The history o f Theravada in India remains obscure, and perhaps impossible to extricate from the history o f Buddhism in general, although it is know n that it was the dominant tradition in a num ber o f im portant centres in the South-east o f the subcontinent, in Andhra Pradesh and Tamil Nadu. Thus at one time there were Tamils who were Theravada Buddhists. In Sri Lanka, however, where Theravada established itself firmly as the national religion, the historical situation is clearer. The major source for this history is the Pali verse chronicle, the Mahavamsa, or ‘Great Chronicle’, written by a Sinhalese monk late in the fifth century c e . This was based on another chronicle, the Dlpavamsa, compiled a century earlier, possibly by nuns. These are, o f course, essentially Buddhist histories, whose aim is to establish the inextricability o f Theravada Buddhism from Sinhalese
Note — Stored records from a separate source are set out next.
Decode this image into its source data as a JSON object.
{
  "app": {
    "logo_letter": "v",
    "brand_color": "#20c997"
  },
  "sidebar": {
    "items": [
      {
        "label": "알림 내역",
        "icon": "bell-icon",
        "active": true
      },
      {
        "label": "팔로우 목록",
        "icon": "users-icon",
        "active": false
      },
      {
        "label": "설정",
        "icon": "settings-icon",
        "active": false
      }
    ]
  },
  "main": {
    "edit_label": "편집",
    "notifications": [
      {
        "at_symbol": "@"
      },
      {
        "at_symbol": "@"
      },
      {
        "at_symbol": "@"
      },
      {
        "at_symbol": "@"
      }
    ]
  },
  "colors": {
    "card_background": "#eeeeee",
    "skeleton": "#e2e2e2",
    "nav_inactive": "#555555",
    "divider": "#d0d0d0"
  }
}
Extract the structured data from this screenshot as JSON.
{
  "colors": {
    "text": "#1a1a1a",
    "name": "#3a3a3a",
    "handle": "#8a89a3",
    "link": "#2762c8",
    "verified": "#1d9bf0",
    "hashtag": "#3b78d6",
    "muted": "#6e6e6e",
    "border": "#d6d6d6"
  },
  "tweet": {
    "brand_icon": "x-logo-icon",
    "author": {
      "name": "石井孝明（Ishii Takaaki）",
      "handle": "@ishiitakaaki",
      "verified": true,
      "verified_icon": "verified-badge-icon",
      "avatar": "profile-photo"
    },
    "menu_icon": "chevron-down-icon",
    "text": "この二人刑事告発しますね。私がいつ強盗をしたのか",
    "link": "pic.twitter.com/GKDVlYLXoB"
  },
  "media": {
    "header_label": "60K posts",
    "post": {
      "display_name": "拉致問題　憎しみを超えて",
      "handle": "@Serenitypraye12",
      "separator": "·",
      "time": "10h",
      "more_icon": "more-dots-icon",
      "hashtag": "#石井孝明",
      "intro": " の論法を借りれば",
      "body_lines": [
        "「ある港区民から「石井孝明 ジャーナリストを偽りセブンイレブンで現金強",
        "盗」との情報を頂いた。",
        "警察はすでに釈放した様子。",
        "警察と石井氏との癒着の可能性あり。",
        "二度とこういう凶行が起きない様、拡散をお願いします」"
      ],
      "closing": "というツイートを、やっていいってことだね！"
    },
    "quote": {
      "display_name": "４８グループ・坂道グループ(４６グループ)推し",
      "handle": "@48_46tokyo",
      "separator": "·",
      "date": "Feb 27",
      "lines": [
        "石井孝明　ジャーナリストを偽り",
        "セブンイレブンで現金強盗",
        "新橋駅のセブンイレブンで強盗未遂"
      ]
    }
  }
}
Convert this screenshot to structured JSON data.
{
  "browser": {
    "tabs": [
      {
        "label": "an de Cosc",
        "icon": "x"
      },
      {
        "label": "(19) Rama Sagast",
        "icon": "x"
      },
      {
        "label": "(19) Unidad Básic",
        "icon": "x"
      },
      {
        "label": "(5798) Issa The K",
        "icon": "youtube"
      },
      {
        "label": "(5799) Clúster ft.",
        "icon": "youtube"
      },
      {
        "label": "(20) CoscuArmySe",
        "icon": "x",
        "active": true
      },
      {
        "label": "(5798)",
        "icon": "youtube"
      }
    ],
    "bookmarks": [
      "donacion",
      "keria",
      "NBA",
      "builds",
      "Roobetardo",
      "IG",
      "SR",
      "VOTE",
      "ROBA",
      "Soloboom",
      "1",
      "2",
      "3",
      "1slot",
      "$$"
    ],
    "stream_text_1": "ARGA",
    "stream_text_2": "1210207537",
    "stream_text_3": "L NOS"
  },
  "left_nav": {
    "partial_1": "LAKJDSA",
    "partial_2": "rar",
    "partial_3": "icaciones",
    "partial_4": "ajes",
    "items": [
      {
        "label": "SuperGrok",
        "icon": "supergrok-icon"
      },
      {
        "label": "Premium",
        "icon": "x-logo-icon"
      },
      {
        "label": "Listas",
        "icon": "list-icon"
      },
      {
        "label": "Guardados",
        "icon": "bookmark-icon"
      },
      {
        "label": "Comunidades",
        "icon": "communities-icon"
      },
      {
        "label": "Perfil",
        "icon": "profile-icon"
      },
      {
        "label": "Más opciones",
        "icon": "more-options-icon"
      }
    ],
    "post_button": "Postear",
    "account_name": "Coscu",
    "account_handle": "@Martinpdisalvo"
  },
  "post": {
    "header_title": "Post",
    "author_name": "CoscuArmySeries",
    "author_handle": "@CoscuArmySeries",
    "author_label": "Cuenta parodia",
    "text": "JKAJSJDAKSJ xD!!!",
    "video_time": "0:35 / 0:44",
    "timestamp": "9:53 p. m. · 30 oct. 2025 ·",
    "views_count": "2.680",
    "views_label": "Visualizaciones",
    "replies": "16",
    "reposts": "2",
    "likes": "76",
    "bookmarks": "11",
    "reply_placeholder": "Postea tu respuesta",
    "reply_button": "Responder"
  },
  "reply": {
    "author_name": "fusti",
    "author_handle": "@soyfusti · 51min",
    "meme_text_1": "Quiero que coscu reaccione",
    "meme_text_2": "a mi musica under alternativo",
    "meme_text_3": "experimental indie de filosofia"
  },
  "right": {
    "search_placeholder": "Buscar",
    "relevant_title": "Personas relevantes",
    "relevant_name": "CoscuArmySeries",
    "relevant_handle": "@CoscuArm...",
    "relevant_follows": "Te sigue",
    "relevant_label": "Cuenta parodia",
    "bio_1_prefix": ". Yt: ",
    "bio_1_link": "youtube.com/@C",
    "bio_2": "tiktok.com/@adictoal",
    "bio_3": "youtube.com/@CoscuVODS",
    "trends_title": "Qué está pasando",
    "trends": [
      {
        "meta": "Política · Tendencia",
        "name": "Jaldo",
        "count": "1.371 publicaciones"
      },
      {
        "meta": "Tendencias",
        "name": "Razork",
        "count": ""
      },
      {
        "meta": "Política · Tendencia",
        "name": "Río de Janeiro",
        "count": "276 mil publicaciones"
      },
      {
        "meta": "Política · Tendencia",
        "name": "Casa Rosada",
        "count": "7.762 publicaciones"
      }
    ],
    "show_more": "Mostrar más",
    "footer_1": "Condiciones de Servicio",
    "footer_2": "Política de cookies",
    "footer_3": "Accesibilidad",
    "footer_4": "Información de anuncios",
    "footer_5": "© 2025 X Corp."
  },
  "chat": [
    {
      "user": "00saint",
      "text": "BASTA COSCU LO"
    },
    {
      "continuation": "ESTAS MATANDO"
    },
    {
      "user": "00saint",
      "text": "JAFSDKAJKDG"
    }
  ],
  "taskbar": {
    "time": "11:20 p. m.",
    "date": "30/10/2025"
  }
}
(or Sinhala) national identity. However, their account o f Theravada after its arrival in Sri Lanka is probably broadly accurate.